WORK TASK
Check each line of the entries. Copy the ones that contain the string "description".

═══ AVAILABLE DATA

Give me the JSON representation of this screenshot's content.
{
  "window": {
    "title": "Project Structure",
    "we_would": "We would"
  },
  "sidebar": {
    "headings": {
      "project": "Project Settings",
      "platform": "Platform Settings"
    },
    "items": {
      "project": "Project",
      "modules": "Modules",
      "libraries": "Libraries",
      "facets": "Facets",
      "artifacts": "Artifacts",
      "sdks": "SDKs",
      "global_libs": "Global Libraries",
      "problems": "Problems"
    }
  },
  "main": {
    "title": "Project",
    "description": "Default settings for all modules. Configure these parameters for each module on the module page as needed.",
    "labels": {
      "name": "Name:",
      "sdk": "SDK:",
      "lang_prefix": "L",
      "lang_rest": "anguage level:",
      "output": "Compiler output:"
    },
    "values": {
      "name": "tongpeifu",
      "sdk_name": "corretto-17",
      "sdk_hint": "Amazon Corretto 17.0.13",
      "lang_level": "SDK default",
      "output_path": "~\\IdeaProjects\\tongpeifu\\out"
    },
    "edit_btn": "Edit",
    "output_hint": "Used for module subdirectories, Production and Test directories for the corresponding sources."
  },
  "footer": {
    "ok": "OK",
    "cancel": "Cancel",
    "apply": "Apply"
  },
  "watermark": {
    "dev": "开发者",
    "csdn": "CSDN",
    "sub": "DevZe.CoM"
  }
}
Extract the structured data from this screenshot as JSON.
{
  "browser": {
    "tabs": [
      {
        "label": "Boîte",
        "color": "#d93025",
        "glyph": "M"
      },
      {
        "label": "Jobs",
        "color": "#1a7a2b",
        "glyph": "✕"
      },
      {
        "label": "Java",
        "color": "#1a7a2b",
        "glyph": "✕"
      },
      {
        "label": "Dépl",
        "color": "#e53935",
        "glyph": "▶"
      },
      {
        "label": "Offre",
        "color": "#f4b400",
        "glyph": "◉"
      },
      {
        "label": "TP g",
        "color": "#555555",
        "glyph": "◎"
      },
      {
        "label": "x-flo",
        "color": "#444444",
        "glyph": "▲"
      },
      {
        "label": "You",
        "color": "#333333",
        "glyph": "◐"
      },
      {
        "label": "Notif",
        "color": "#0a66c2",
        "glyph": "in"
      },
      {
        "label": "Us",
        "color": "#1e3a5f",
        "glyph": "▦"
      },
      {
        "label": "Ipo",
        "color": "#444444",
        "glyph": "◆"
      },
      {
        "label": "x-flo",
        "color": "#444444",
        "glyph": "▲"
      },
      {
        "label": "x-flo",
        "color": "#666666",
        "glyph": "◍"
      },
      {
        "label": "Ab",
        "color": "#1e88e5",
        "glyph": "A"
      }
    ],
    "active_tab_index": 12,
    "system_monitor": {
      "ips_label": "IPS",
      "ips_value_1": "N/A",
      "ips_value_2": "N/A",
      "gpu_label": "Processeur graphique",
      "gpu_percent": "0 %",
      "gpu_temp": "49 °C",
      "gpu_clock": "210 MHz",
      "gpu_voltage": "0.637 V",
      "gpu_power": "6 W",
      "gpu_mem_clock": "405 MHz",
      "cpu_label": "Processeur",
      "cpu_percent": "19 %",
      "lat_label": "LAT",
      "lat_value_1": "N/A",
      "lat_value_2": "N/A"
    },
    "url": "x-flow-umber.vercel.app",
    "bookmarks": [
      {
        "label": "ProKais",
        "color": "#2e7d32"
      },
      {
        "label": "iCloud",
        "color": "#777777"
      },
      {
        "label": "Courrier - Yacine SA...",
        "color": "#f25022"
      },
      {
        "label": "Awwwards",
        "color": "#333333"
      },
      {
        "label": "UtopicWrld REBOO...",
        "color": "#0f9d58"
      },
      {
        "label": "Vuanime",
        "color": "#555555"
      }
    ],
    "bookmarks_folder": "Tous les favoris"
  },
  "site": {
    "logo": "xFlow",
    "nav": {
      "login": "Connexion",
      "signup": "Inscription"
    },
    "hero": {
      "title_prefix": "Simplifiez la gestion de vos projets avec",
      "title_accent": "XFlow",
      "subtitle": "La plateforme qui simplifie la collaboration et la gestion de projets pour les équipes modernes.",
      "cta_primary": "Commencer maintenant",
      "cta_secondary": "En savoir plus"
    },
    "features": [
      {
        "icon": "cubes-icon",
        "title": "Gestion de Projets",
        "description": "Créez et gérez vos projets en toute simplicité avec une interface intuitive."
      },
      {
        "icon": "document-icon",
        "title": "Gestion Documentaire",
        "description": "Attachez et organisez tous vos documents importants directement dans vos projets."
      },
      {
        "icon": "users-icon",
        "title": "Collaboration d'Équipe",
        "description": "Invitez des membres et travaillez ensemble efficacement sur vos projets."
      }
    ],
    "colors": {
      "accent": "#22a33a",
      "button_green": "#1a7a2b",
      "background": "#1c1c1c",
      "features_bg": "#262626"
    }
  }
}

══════

ANSWER BOX
    "description": "Default settings for all modules. Configure these parameters for each module on the module page as needed.",
        "description": "Créez et gérez vos projets en toute simplicité avec une interface intuitive."
        "description": "Attachez et organisez tous vos documents importants directement dans vos projets."
        "description": "Invitez des membres et travaillez ensemble efficacement sur vos projets."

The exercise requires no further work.